State to State Migration of Freshman

Previously, I did an analysis of colleges, showing which states freshmen came from in 2012.  It was very popular with people who are interested in the topic of geographic diversity.

But I heard another admissions person say last week (while I was at Missouri ACAC) that her college wants to enroll more students from outside the state.  It's not hard to figure out why: Students who cross borders (or who travel farther to college) are generally wealthier and have parents who are college-educated themselves, both of which make these students attractive targets.  Since the number of these students who are likely to migrate is essentially fixed in any given year, the intent to recruit more of them is really an effort to get a bigger piece of the pie.

But some states have naturally stronger pulls; others export more because of a relative lack of opportunity based on a smaller selection of colleges.  Where do students in your state come from?  Is your state enrolling a lot of students fro…

Using an Ecologists' Measure of Diversity in Higher Education

Diversity is a topic a lot of us in higher education think about and write about and work towards, and yet, we don't really have a common definition of what it means. At its most basic level, we simply talk about the percentage of our students who are non-white. And, of course, if you compare colleges today to those in the 1950's, this makes perfect sense, and allows us to give ourselves all a pat on the back.
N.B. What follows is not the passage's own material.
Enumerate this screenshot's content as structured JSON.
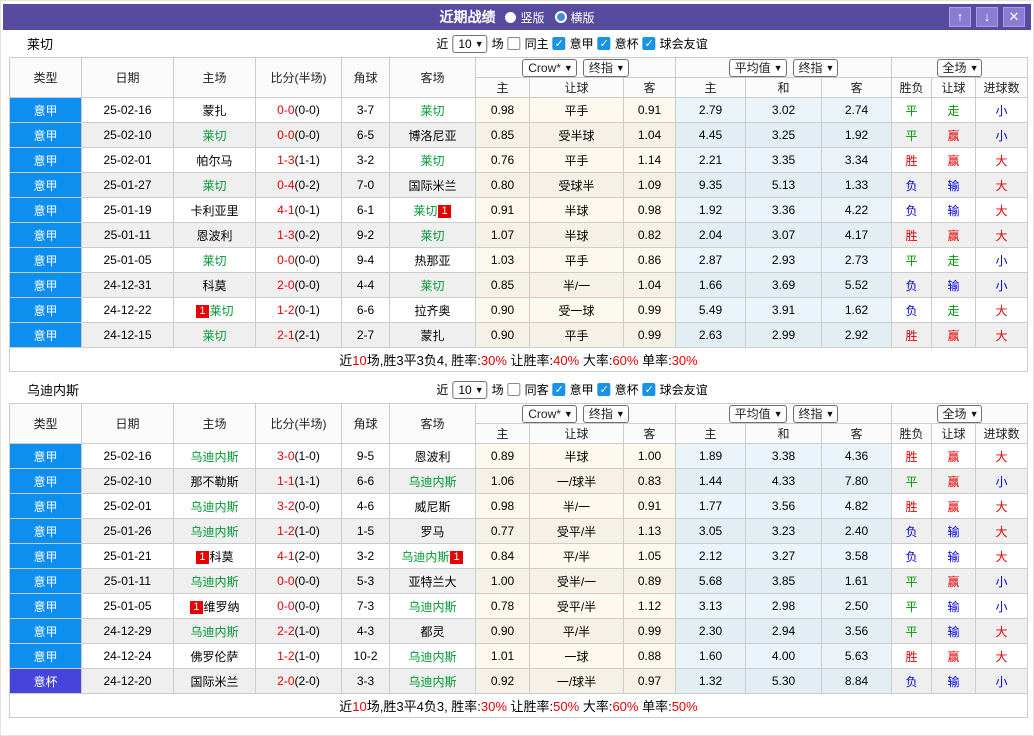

But the success of Asian students over the past few decades has complicated this: While they are not white, their large numbers at the nation's most selective institutions, and performance on college admissions examinations, makes us occasionally shift the discussion to under-represented students of color, which today might include Native American and Alaska Natives, Latino or Hispanic students, African-American students, Asians who are Hawaiian or Pacific Islander, and students of two or more races or ethnicity. This of course causes us to wonder whether a student o…

Sorry, Harvard, Princeton, Yale, and Stanford. You Lose

April 1, 2015
This week, all the hype about college admissions comes out.  Blah blah blah this college admitted only 7%.  Blah blah blah Oh Yeah? We admitted only 6%! We're better.
So, I says to myself, "Myself, I says, what is the real measure of the best college?"  And it became clear: The best college is the one everyone wants to copy!" And then I asked myself, "How do you do that?"  "Why," I replied, "by copying the name."
So here are the most common names of colleges in America.  As you can see, Columbia College and Bryan University are duking it out for the top spot.  If DeVry got their act together, they could win every year, as an informal analysis says there are about a bazillion of them.
So, sorry Duke (if that is your real name.)  Clearly, no one wants to be associated with the likes of you.